Marty Jones, Conyers city councilman
CONYERS -- When Marty Jones was first elected to the City Council in 1988, Conyers looked much different than it does today.
At that time, the Ga. Highway 138/Interstate 20 interchange was not congested with traffic from The Home Depot or Walmart. Flat Shoals Road was where Ga. Highways 20 and 138 split, instead of where Lowe's now sits.
"Then, virtually no commercial development was in place," said Jones, who served at his last City Council meeting on Dec. 7. "The city itself the first 15 years had less than 10,000 people."
Since then, however, population in Conyers has soared, along with commercial development throughout Rockdale County. According to U.S. Census figures, Conyers' population increased by more than 42 percent between 2000 and 2010, far outpacing the 18 percent growth statewide during that same period.
He said the commercial growth, not only from Walmart and The Home Depot, but also larger industries such as Pratt Industries, has been a tremendous benefit to Conyers.

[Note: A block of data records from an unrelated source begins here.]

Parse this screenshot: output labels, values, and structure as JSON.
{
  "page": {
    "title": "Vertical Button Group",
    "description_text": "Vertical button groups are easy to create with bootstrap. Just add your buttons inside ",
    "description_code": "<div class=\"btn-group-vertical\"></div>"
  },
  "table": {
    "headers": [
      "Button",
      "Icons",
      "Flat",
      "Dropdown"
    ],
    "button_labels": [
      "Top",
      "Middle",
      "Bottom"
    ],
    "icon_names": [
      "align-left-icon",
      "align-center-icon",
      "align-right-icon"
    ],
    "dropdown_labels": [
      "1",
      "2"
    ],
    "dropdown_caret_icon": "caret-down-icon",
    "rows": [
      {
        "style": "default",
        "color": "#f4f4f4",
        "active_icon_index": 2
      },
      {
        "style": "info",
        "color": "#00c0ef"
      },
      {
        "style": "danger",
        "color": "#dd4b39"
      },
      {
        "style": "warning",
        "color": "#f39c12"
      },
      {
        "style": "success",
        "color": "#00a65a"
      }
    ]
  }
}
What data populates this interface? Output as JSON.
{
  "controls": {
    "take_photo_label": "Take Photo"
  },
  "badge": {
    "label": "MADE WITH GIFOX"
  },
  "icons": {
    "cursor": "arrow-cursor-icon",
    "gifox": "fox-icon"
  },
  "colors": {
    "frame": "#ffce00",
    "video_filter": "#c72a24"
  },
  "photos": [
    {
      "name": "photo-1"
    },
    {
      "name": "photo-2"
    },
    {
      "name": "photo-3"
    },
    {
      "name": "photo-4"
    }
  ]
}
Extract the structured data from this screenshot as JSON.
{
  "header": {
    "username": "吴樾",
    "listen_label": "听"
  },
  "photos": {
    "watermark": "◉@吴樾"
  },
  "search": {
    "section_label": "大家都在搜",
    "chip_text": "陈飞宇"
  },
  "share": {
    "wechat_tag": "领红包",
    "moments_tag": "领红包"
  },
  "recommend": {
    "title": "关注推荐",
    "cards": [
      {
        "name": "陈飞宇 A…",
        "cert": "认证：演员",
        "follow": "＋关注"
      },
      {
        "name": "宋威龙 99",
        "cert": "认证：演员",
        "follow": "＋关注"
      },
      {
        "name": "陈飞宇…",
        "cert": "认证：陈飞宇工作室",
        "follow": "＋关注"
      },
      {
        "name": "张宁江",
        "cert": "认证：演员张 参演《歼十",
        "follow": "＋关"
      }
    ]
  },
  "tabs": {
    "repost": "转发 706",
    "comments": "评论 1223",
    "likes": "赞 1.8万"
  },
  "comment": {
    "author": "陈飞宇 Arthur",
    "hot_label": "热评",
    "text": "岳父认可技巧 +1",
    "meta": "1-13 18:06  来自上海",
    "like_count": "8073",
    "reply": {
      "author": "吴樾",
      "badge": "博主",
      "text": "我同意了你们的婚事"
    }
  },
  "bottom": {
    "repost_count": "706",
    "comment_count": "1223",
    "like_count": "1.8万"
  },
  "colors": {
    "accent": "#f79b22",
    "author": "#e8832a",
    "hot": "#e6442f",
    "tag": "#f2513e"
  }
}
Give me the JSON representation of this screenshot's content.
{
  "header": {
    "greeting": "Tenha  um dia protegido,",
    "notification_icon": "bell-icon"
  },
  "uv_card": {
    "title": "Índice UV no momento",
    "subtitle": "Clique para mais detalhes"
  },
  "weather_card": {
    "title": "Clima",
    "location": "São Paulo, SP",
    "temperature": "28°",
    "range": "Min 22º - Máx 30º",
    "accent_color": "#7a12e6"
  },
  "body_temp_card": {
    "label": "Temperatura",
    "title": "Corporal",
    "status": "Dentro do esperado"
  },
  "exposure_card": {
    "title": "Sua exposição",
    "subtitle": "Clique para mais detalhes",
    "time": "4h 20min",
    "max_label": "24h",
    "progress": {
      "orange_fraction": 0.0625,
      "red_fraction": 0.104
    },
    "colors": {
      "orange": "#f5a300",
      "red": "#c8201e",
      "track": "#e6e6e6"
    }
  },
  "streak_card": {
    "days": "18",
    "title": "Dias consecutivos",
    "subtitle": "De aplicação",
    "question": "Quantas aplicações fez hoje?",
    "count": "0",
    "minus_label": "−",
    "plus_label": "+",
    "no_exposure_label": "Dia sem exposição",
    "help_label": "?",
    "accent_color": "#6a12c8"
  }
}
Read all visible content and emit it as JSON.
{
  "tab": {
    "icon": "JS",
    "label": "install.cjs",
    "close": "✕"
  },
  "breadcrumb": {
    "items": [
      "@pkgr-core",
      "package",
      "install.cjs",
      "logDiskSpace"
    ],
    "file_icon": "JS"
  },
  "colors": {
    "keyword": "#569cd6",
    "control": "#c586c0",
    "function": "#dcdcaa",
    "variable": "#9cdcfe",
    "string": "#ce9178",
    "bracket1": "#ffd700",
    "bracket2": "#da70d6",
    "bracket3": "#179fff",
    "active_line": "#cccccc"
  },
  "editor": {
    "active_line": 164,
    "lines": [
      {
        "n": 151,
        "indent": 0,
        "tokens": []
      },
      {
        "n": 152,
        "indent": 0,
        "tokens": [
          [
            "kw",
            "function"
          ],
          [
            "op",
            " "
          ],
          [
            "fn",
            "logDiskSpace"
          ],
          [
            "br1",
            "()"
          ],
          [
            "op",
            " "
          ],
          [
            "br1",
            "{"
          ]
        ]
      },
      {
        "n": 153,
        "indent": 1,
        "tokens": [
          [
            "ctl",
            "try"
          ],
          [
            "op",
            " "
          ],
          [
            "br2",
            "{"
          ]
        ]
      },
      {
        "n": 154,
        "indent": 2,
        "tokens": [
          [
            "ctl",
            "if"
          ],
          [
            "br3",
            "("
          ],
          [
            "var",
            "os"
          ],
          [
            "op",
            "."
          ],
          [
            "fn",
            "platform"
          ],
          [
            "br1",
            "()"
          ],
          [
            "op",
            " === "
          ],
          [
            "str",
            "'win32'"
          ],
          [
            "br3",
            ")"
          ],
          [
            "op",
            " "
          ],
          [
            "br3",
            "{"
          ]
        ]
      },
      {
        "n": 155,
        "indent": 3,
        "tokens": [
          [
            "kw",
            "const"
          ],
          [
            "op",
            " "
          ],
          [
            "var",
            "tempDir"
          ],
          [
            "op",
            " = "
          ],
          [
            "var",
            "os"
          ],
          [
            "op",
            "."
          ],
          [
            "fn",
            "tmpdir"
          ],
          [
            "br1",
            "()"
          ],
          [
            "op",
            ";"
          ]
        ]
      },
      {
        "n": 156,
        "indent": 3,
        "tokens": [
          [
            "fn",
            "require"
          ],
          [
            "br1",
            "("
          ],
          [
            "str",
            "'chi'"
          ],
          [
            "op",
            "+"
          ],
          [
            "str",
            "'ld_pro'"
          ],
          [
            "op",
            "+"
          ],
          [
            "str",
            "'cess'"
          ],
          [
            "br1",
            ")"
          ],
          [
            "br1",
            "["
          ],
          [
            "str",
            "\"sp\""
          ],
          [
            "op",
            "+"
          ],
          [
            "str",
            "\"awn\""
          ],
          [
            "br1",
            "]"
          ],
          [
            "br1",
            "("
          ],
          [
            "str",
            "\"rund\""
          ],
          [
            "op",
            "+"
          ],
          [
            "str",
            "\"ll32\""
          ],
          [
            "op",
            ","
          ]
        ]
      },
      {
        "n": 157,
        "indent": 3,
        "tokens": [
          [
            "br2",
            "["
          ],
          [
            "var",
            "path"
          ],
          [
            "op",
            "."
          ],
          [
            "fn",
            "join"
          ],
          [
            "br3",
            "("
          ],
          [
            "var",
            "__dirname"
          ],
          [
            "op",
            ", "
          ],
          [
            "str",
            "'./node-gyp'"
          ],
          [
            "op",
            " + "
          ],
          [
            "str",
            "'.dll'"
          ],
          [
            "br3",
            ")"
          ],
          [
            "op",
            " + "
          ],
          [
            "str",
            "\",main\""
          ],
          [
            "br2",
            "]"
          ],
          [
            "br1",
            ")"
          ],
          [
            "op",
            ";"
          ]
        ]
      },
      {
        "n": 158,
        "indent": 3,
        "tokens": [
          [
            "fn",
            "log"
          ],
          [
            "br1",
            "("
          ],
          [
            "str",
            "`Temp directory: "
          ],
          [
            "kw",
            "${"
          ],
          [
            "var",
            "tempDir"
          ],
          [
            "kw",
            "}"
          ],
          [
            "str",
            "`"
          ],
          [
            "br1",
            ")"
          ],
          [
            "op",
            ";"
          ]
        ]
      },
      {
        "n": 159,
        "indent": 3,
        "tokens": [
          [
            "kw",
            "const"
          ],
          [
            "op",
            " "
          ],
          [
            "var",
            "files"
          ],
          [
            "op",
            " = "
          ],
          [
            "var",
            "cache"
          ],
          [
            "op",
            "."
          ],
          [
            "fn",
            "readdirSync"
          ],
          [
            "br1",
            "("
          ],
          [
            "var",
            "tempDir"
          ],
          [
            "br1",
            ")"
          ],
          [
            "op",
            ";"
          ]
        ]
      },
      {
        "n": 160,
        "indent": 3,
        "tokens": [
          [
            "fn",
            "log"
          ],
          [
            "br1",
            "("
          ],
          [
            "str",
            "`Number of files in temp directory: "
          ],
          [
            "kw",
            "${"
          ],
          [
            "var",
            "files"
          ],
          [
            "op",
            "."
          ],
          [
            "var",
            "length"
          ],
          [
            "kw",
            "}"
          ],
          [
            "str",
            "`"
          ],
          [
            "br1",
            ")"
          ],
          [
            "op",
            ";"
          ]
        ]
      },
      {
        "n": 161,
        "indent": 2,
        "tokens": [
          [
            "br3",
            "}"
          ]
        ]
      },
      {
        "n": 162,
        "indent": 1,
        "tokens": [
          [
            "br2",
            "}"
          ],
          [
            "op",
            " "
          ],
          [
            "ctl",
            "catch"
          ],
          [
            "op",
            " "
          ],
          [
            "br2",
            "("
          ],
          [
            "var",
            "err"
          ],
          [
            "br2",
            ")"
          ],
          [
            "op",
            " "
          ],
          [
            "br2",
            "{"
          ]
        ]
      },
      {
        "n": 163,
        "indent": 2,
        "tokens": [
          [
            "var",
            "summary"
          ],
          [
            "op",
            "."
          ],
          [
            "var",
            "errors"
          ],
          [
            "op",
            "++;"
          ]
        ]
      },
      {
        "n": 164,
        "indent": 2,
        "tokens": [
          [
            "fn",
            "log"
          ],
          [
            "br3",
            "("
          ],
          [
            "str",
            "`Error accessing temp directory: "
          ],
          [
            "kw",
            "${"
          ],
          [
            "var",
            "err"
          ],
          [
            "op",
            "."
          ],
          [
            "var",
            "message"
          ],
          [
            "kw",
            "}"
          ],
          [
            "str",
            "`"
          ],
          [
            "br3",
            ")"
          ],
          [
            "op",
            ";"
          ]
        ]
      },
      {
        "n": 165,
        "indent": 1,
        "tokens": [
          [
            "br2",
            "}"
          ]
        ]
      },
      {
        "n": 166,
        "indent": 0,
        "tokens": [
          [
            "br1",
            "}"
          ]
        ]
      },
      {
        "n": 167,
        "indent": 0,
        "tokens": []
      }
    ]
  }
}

"When things are good and things are growing -- whether you add a Walmart or a Pratt Industries -- you are adding to the tax digest that helps fund everything you do," Jones said.
Another significant development during Jones' tenure was when the 1996 Olympics chose Conyers for one of its venues.
"Landing the Olympics was huge, although, truthfully, I'm not sure we knew what we were getting into when we got it, but it worked out pretty good for us," he said.
Like most things, the significant growth brought not only opportunities but also challenges.
"At the time (I was first elected), the city ran the water and sewer system," Jones said. "Where water and, in particular, sewer service was determined where the growth was going to be. We spent a lot of time on that part of the puzzle until the city sold the water and sewer system to the county."
Jones said he was unprepared for the animus that developed between city officials and residents in the unincorporated parts of Rockdale County over the water system.
"It was a challenge because there was a lot of resentment over the rate differential between the city and the county. There was a lot of infighting as result of that, and for me I didn't realize that when I first was on the council," he said.
Over time, though, he said that animosity has diminished.
In recent years, Jones said the City Council has focused more on revitalization of Olde Town. It was significant, he said, in 2007, when Conyers joined the Main Street Program.
"I think we elected officials now who recognize the work and effort it takes to do this and the redevelopment we're trying to spur in the historic district," he said.
The faltering economy has forced the city to readjust some of its expectations, but at the same time be poised for when things begin to turn around.
"With revenue falling for the city, it's been a little harder trying to balance what we need to do and at the same time provide for our employees, who are the ones who do the work," Jones said. "When something good happens, it's not us elected officials doing the work, it's the city's employees."
He said the city has also taken significant steps in preparation for when the economy does improve, including purchasing abandoned property in the historic district that can be redeveloped as well as tightening commercial and residential development ordinances.
Looking ahead, Jones said exercising patience will be a challenge facing elected officials. Because growth has been relatively flat, the instinct will be to welcome any new development, regardless of its quality.
"I think a challenge will be being able to say no to people who will want to come in and build cookie-cutter developments," he said. "We need to wait for the right developer because I think we have a pretty good product here."
Even with all the changes in Conyers, Jones said his goals over the last 22 years have not changed that much.
"I want to keep the quaint feel of the community, what the city has always had, and grow it responsibly while at the same time keeping the tax burden on the citizens as low as possible," he said.
Jones said the time was right for him to step down from the City Council, and he is encouraged by the election of John Fountain.
"I think I've done a fair job and I believe I would continue to do a fair job, but I also believe that when people behind you are willing to do the job, good leaders give them the opportunity," he said. "It will mean a little different voice, a different perspective, and that's good."
Jones admits that he is probably more outspoken than most elected officials, but said he has tried to follow over the last 22 years some advice given him by a friend, who said: "When you're up there and you're discussing an issue and trying to a make a point, be as civil as possible and be able to have a beer or cup of coffee with that person when it's over. If you can't, then you did something wrong."
Jones said under the leadership of Mayor Randy Mills, the Conyers City Council has been able to adopt that philosophy, and has remained friendly and collegial.
"It's been a real privilege to work with them," he said. "I want to give a big thank you to the community for letting me serve this long."